What you should do:
Word for word, the records below are to be set down again.

Element data from apps and pages:

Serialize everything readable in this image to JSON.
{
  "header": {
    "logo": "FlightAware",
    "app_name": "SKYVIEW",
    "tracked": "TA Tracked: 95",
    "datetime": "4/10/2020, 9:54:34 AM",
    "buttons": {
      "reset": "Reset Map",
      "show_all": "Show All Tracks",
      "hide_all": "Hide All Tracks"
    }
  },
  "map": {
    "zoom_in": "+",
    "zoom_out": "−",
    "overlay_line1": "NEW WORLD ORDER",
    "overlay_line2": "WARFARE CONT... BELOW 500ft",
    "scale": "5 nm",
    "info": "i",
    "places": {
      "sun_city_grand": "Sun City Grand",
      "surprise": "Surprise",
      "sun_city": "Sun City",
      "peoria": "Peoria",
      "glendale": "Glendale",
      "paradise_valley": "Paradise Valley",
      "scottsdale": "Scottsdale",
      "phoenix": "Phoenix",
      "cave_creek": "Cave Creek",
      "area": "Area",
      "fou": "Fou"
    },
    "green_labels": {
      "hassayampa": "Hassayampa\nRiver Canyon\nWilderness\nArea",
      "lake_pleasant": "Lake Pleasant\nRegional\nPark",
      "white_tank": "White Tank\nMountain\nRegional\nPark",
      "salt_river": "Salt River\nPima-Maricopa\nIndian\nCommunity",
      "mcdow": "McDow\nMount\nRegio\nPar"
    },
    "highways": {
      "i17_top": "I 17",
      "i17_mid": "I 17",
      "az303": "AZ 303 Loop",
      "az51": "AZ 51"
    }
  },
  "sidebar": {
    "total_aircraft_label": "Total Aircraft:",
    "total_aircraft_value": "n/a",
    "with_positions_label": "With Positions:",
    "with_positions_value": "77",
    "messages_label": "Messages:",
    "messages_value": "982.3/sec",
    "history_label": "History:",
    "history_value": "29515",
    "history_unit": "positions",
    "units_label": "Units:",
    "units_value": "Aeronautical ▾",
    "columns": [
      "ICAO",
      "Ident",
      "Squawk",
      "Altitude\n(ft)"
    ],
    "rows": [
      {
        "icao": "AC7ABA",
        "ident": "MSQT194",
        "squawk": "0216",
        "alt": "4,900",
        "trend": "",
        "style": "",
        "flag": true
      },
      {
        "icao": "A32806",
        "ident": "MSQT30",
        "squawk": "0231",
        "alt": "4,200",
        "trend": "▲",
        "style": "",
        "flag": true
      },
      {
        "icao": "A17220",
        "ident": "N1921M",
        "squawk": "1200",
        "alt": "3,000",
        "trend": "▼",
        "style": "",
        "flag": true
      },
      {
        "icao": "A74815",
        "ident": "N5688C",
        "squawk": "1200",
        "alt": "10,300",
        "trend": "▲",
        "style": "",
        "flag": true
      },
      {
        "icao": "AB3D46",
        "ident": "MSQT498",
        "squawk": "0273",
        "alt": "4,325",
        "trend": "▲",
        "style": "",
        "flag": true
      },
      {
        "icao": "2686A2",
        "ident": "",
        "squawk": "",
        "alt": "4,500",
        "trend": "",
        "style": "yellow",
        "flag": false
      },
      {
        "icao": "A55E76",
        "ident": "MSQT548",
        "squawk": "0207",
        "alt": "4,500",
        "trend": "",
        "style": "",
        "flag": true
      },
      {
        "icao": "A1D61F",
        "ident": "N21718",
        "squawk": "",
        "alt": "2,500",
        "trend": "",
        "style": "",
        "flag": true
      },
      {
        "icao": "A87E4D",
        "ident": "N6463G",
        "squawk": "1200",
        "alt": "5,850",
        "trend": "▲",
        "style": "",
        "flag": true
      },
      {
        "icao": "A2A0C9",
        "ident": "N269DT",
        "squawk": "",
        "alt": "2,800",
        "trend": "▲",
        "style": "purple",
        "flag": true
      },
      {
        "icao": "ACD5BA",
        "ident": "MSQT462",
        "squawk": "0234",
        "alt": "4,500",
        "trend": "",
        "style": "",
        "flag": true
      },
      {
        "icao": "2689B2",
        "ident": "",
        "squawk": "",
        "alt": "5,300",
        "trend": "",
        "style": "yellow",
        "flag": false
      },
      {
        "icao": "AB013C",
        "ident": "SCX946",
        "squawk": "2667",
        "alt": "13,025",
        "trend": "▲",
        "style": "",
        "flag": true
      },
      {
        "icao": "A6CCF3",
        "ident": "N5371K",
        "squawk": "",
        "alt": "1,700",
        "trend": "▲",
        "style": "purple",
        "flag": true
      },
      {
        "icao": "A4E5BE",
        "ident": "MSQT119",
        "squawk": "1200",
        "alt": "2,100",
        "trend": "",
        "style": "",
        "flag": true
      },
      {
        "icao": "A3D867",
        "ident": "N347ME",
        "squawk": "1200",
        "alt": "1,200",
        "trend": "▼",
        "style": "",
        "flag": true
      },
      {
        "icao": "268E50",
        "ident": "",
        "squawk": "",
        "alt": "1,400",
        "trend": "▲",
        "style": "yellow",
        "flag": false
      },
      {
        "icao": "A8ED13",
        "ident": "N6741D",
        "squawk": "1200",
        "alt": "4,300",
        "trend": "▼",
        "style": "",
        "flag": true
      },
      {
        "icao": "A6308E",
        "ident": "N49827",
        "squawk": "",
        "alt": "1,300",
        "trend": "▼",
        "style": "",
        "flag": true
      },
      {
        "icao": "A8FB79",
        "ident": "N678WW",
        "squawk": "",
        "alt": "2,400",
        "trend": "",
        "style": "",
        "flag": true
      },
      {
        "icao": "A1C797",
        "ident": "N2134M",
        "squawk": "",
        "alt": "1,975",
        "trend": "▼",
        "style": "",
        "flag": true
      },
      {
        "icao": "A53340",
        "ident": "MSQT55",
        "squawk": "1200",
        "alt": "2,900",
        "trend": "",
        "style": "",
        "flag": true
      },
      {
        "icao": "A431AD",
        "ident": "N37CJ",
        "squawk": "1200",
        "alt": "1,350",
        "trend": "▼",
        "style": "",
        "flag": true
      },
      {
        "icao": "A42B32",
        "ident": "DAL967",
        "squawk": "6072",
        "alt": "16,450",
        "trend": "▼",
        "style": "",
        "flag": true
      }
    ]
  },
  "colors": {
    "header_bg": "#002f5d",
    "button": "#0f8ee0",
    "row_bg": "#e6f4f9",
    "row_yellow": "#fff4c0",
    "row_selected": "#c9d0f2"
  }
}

Response below:
Serialize everything readable in this image to JSON.
{
  "header": {
    "logo": "FlightAware",
    "app_name": "SKYVIEW",
    "tracked": "TA Tracked: 95",
    "datetime": "4/10/2020, 9:54:34 AM",
    "buttons": {
      "reset": "Reset Map",
      "show_all": "Show All Tracks",
      "hide_all": "Hide All Tracks"
    }
  },
  "map": {
    "zoom_in": "+",
    "zoom_out": "−",
    "overlay_line1": "NEW WORLD ORDER",
    "overlay_line2": "WARFARE CONT... BELOW 500ft",
    "scale": "5 nm",
    "info": "i",
    "places": {
      "sun_city_grand": "Sun City Grand",
      "surprise": "Surprise",
      "sun_city": "Sun City",
      "peoria": "Peoria",
      "glendale": "Glendale",
      "paradise_valley": "Paradise Valley",
      "scottsdale": "Scottsdale",
      "phoenix": "Phoenix",
      "cave_creek": "Cave Creek",
      "area": "Area",
      "fou": "Fou"
    },
    "green_labels": {
      "hassayampa": "Hassayampa\nRiver Canyon\nWilderness\nArea",
      "lake_pleasant": "Lake Pleasant\nRegional\nPark",
      "white_tank": "White Tank\nMountain\nRegional\nPark",
      "salt_river": "Salt River\nPima-Maricopa\nIndian\nCommunity",
      "mcdow": "McDow\nMount\nRegio\nPar"
    },
    "highways": {
      "i17_top": "I 17",
      "i17_mid": "I 17",
      "az303": "AZ 303 Loop",
      "az51": "AZ 51"
    }
  },
  "sidebar": {
    "total_aircraft_label": "Total Aircraft:",
    "total_aircraft_value": "n/a",
    "with_positions_label": "With Positions:",
    "with_positions_value": "77",
    "messages_label": "Messages:",
    "messages_value": "982.3/sec",
    "history_label": "History:",
    "history_value": "29515",
    "history_unit": "positions",
    "units_label": "Units:",
    "units_value": "Aeronautical ▾",
    "columns": [
      "ICAO",
      "Ident",
      "Squawk",
      "Altitude\n(ft)"
    ],
    "rows": [
      {
        "icao": "AC7ABA",
        "ident": "MSQT194",
        "squawk": "0216",
        "alt": "4,900",
        "trend": "",
        "style": "",
        "flag": true
      },
      {
        "icao": "A32806",
        "ident": "MSQT30",
        "squawk": "0231",
        "alt": "4,200",
        "trend": "▲",
        "style": "",
        "flag": true
      },
      {
        "icao": "A17220",
        "ident": "N1921M",
        "squawk": "1200",
        "alt": "3,000",
        "trend": "▼",
        "style": "",
        "flag": true
      },
      {
        "icao": "A74815",
        "ident": "N5688C",
        "squawk": "1200",
        "alt": "10,300",
        "trend": "▲",
        "style": "",
        "flag": true
      },
      {
        "icao": "AB3D46",
        "ident": "MSQT498",
        "squawk": "0273",
        "alt": "4,325",
        "trend": "▲",
        "style": "",
        "flag": true
      },
      {
        "icao": "2686A2",
        "ident": "",
        "squawk": "",
        "alt": "4,500",
        "trend": "",
        "style": "yellow",
        "flag": false
      },
      {
        "icao": "A55E76",
        "ident": "MSQT548",
        "squawk": "0207",
        "alt": "4,500",
        "trend": "",
        "style": "",
        "flag": true
      },
      {
        "icao": "A1D61F",
        "ident": "N21718",
        "squawk": "",
        "alt": "2,500",
        "trend": "",
        "style": "",
        "flag": true
      },
      {
        "icao": "A87E4D",
        "ident": "N6463G",
        "squawk": "1200",
        "alt": "5,850",
        "trend": "▲",
        "style": "",
        "flag": true
      },
      {
        "icao": "A2A0C9",
        "ident": "N269DT",
        "squawk": "",
        "alt": "2,800",
        "trend": "▲",
        "style": "purple",
        "flag": true
      },
      {
        "icao": "ACD5BA",
        "ident": "MSQT462",
        "squawk": "0234",
        "alt": "4,500",
        "trend": "",
        "style": "",
        "flag": true
      },
      {
        "icao": "2689B2",
        "ident": "",
        "squawk": "",
        "alt": "5,300",
        "trend": "",
        "style": "yellow",
        "flag": false
      },
      {
        "icao": "AB013C",
        "ident": "SCX946",
        "squawk": "2667",
        "alt": "13,025",
        "trend": "▲",
        "style": "",
        "flag": true
      },
      {
        "icao": "A6CCF3",
        "ident": "N5371K",
        "squawk": "",
        "alt": "1,700",
        "trend": "▲",
        "style": "purple",
        "flag": true
      },
      {
        "icao": "A4E5BE",
        "ident": "MSQT119",
        "squawk": "1200",
        "alt": "2,100",
        "trend": "",
        "style": "",
        "flag": true
      },
      {
        "icao": "A3D867",
        "ident": "N347ME",
        "squawk": "1200",
        "alt": "1,200",
        "trend": "▼",
        "style": "",
        "flag": true
      },
      {
        "icao": "268E50",
        "ident": "",
        "squawk": "",
        "alt": "1,400",
        "trend": "▲",
        "style": "yellow",
        "flag": false
      },
      {
        "icao": "A8ED13",
        "ident": "N6741D",
        "squawk": "1200",
        "alt": "4,300",
        "trend": "▼",
        "style": "",
        "flag": true
      },
      {
        "icao": "A6308E",
        "ident": "N49827",
        "squawk": "",
        "alt": "1,300",
        "trend": "▼",
        "style": "",
        "flag": true
      },
      {
        "icao": "A8FB79",
        "ident": "N678WW",
        "squawk": "",
        "alt": "2,400",
        "trend": "",
        "style": "",
        "flag": true
      },
      {
        "icao": "A1C797",
        "ident": "N2134M",
        "squawk": "",
        "alt": "1,975",
        "trend": "▼",
        "style": "",
        "flag": true
      },
      {
        "icao": "A53340",
        "ident": "MSQT55",
        "squawk": "1200",
        "alt": "2,900",
        "trend": "",
        "style": "",
        "flag": true
      },
      {
        "icao": "A431AD",
        "ident": "N37CJ",
        "squawk": "1200",
        "alt": "1,350",
        "trend": "▼",
        "style": "",
        "flag": true
      },
      {
        "icao": "A42B32",
        "ident": "DAL967",
        "squawk": "6072",
        "alt": "16,450",
        "trend": "▼",
        "style": "",
        "flag": true
      }
    ]
  },
  "colors": {
    "header_bg": "#002f5d",
    "button": "#0f8ee0",
    "row_bg": "#e6f4f9",
    "row_yellow": "#fff4c0",
    "row_selected": "#c9d0f2"
  }
}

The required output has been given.